A while back, prompted by a comment on this blog, I read the Paul Krugman book, End This Depression Now! He argues that a large Federal stimulus is needed to push the economy out of the doldrums and get people working again.
I agree with some of his premises:
- The economy is in a liquidity trap: even after driving interest rates to zero, there is insufficient demand to support full employment.
- One of the immediate causes of this liquidity trap is that everyone is trying to save and get out of debt at once. Production, in and of itself, is pointless without consumption.
- The Federal government has room for more deficit spending before the danger of inflation sets in.

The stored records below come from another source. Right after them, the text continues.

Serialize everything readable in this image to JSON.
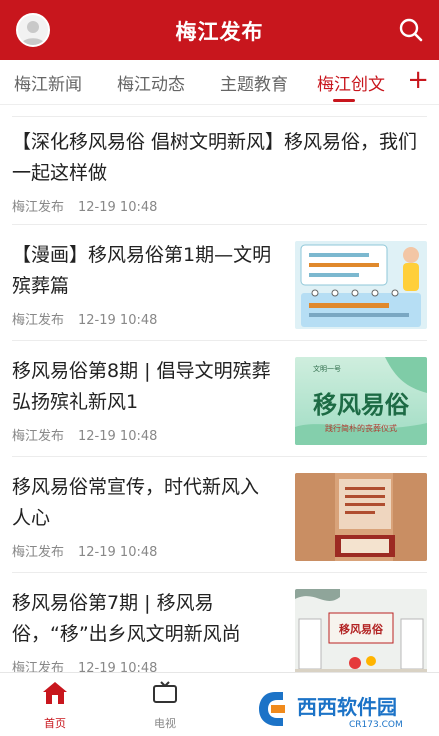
{
  "header": {
    "title": "梅江发布"
  },
  "tabs": [
    {
      "label": "梅江新闻"
    },
    {
      "label": "梅江动态"
    },
    {
      "label": "主题教育"
    },
    {
      "label": "梅江创文"
    }
  ],
  "tab_add": "+",
  "articles": [
    {
      "title": "【深化移风易俗 倡树文明新风】移风易俗，我们一起这样做",
      "source": "梅江发布",
      "time": "12-19 10:48"
    },
    {
      "title": "【漫画】移风易俗第1期—文明殡葬篇",
      "source": "梅江发布",
      "time": "12-19 10:48"
    },
    {
      "title": "移风易俗第8期 | 倡导文明殡葬 弘扬殡礼新风1",
      "source": "梅江发布",
      "time": "12-19 10:48",
      "thumb_text": {
        "badge": "文明一号",
        "main": "移风易俗",
        "sub": "践行简朴的丧葬仪式"
      }
    },
    {
      "title": "移风易俗常宣传，时代新风入人心",
      "source": "梅江发布",
      "time": "12-19 10:48"
    },
    {
      "title": "移风易俗第7期 | 移风易俗，“移”出乡风文明新风尚",
      "source": "梅江发布",
      "time": "12-19 10:48",
      "thumb_text": {
        "sign": "移风易俗"
      }
    }
  ],
  "bottom_nav": [
    {
      "label": "首页",
      "icon": "home-icon"
    },
    {
      "label": "电视",
      "icon": "tv-icon"
    }
  ],
  "watermark": {
    "main": "西西软件园",
    "sub": "CR173.COM"
  },
  "colors": {
    "brand": "#c8161d",
    "text": "#222222",
    "meta": "#888888"
  }
}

- A small amount of inflation might actually be a good thing, as it means that debts would be repaid with cheaper dollars.
So let’s borrow (it’s OK, it’s from the Federal Reserve, who will never ask to be repaid) and spend a couple of trillion dollars to boost the economy! Right?
Alas, I don’t think so.
- Between existing government programs and the Federal Reserve’s ongoing quantitative easing, we’re already loosing trillions of dollars into the system, with nothing useful to show for it.
- A Keynesian government stimulus is supposed to vary with the overall state of the economy, to fill in for ‘missing’ consumer and industrial demand. But we’ve had the spigots stuck on ‘wide open’ for years, blunting the effect of additional stimulus.
- Historically, before we tried to regulate the economy, we had cycles of boom and bust. The busts, although painful, served a necessary purpose, as they forced people to reallocate resources from useless endeavors into useful ones. But our economy has gotten to the point where it runs on useless endeavors. Republicans rail at pointless government regulation, and to some extent they’re right. But millions of jobs and billions of dollars are invested in such pointlessness. (Not that all government regulations are pointless: one of the further difficulties is recognizing the pointless ones.) Reallocating away from such efforts will require an agonizing re-appraisal, which will get worse the longer we put it off.
- One of the main causes of our employment problems is that employers, in the name of cost-cutting, have turned away from actually employing people, as far as possible. If you can get a machine to do the work, so much the better. Failing that, outsource it, leaving the dirty work of actually hiring people to others. (And if those people are outside the US, it doesn’t matter.) I can’t see how a renewed government stimulus will change this trend.
- One of the practical purposes of deficit spending is to tide people over until the economy begins to grow again. It’s not clear when, or if, that will actually happen. There is no job fairy waiting for us to change policies.
Alas, I’m back where I started. I don’t believe the government can ‘fix’ the economy. The best it can do is to invest in infrastructure, but this will not magically get the rest of the economy buzzing. Under these circumstances, the best thing for the government to do is to try to moderate its deficits by raising taxes and cutting spending, to prepare for a future eventuality more dire than our current circumstances.